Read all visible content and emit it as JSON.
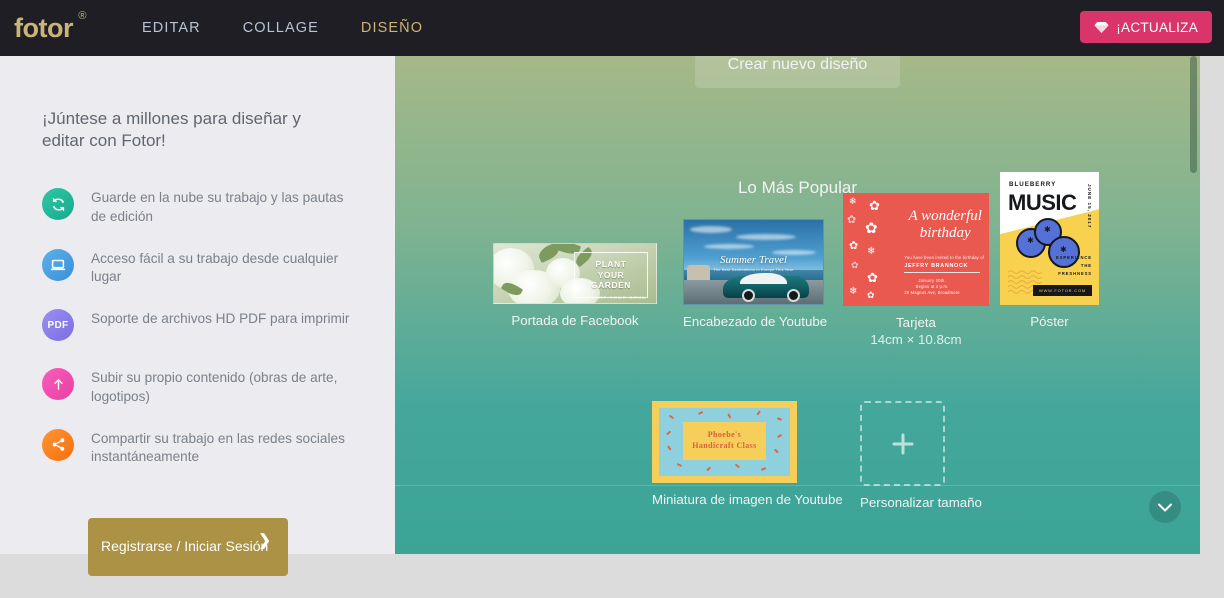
{
  "nav": {
    "logo": "fotor",
    "logo_reg": "®",
    "items": [
      {
        "label": "EDITAR",
        "active": false
      },
      {
        "label": "COLLAGE",
        "active": false
      },
      {
        "label": "DISEÑO",
        "active": true
      }
    ],
    "upgrade_label": "¡ACTUALIZA",
    "upgrade_color": "#d9356b",
    "accent_color": "#cbb477",
    "bar_color": "#1e1e24"
  },
  "sidebar": {
    "title": "¡Júntese a millones para diseñar y editar con Fotor!",
    "features": [
      {
        "icon": "cloud-sync-icon",
        "color": "#22b79a",
        "text": "Guarde en la nube su trabajo y las pautas de edición"
      },
      {
        "icon": "laptop-icon",
        "color": "#4a9fe0",
        "text": "Acceso fácil a su trabajo desde cualquier lugar"
      },
      {
        "icon": "pdf-icon",
        "color": "#8a7fe8",
        "label": "PDF",
        "text": "Soporte de archivos HD PDF para imprimir"
      },
      {
        "icon": "upload-arrow-icon",
        "color": "#ef4fb0",
        "text": "Subir su propio contenido (obras de arte, logotipos)"
      },
      {
        "icon": "share-icon",
        "color": "#f87a1e",
        "text": "Compartir su trabajo en las redes sociales instantáneamente"
      }
    ],
    "signup_label": "Registrarse / Iniciar Sesión",
    "signup_chevron": "❯",
    "signup_color": "#ab9244"
  },
  "main": {
    "create_label": "Crear nuevo diseño",
    "section_title": "Lo Más Popular",
    "scroll_down_icon": "chevron-down-icon",
    "cards": [
      {
        "label": "Portada de Facebook",
        "sub": "",
        "art": {
          "headline_l1": "PLANT",
          "headline_l2": "YOUR",
          "headline_l3": "GARDEN",
          "tagline": "PLANT YOUR SOUL"
        }
      },
      {
        "label": "Encabezado de Youtube",
        "sub": "",
        "art": {
          "title": "Summer Travel",
          "subtitle": "The Best Destinations in Europe This Year"
        }
      },
      {
        "label": "Tarjeta",
        "sub": "14cm × 10.8cm",
        "art": {
          "title_l1": "A wonderful",
          "title_l2": "birthday",
          "invite_line": "You have been invited to the birthday of",
          "name": "JEFFRY BRANNOCK",
          "detail_l1": "January 20th.",
          "detail_l2": "Begins at 4 p.m.",
          "detail_l3": "29 Magnus Ave, Broadmore"
        }
      },
      {
        "label": "Póster",
        "sub": "",
        "art": {
          "brand": "BLUEBERRY",
          "title": "MUSIC",
          "date": "JUNE 15, 2017",
          "tag_l1": "EXPERIENCE",
          "tag_l2": "THE",
          "tag_l3": "FRESHNESS",
          "url": "WWW.FOTOR.COM"
        }
      },
      {
        "label": "Miniatura de imagen de Youtube",
        "sub": "",
        "art": {
          "title_l1": "Phoebe's",
          "title_l2": "Handicraft Class"
        }
      },
      {
        "label": "Personalizar tamaño",
        "sub": "",
        "art": {
          "icon": "plus-icon"
        }
      }
    ]
  }
}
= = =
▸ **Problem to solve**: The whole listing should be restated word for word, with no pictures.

▸ **Exercise output**:
Read all visible content and emit it as JSON.
{
  "nav": {
    "logo": "fotor",
    "logo_reg": "®",
    "items": [
      {
        "label": "EDITAR",
        "active": false
      },
      {
        "label": "COLLAGE",
        "active": false
      },
      {
        "label": "DISEÑO",
        "active": true
      }
    ],
    "upgrade_label": "¡ACTUALIZA",
    "upgrade_color": "#d9356b",
    "accent_color": "#cbb477",
    "bar_color": "#1e1e24"
  },
  "sidebar": {
    "title": "¡Júntese a millones para diseñar y editar con Fotor!",
    "features": [
      {
        "icon": "cloud-sync-icon",
        "color": "#22b79a",
        "text": "Guarde en la nube su trabajo y las pautas de edición"
      },
      {
        "icon": "laptop-icon",
        "color": "#4a9fe0",
        "text": "Acceso fácil a su trabajo desde cualquier lugar"
      },
      {
        "icon": "pdf-icon",
        "color": "#8a7fe8",
        "label": "PDF",
        "text": "Soporte de archivos HD PDF para imprimir"
      },
      {
        "icon": "upload-arrow-icon",
        "color": "#ef4fb0",
        "text": "Subir su propio contenido (obras de arte, logotipos)"
      },
      {
        "icon": "share-icon",
        "color": "#f87a1e",
        "text": "Compartir su trabajo en las redes sociales instantáneamente"
      }
    ],
    "signup_label": "Registrarse / Iniciar Sesión",
    "signup_chevron": "❯",
    "signup_color": "#ab9244"
  },
  "main": {
    "create_label": "Crear nuevo diseño",
    "section_title": "Lo Más Popular",
    "scroll_down_icon": "chevron-down-icon",
    "cards": [
      {
        "label": "Portada de Facebook",
        "sub": "",
        "art": {
          "headline_l1": "PLANT",
          "headline_l2": "YOUR",
          "headline_l3": "GARDEN",
          "tagline": "PLANT YOUR SOUL"
        }
      },
      {
        "label": "Encabezado de Youtube",
        "sub": "",
        "art": {
          "title": "Summer Travel",
          "subtitle": "The Best Destinations in Europe This Year"
        }
      },
      {
        "label": "Tarjeta",
        "sub": "14cm × 10.8cm",
        "art": {
          "title_l1": "A wonderful",
          "title_l2": "birthday",
          "invite_line": "You have been invited to the birthday of",
          "name": "JEFFRY BRANNOCK",
          "detail_l1": "January 20th.",
          "detail_l2": "Begins at 4 p.m.",
          "detail_l3": "29 Magnus Ave, Broadmore"
        }
      },
      {
        "label": "Póster",
        "sub": "",
        "art": {
          "brand": "BLUEBERRY",
          "title": "MUSIC",
          "date": "JUNE 15, 2017",
          "tag_l1": "EXPERIENCE",
          "tag_l2": "THE",
          "tag_l3": "FRESHNESS",
          "url": "WWW.FOTOR.COM"
        }
      },
      {
        "label": "Miniatura de imagen de Youtube",
        "sub": "",
        "art": {
          "title_l1": "Phoebe's",
          "title_l2": "Handicraft Class"
        }
      },
      {
        "label": "Personalizar tamaño",
        "sub": "",
        "art": {
          "icon": "plus-icon"
        }
      }
    ]
  }
}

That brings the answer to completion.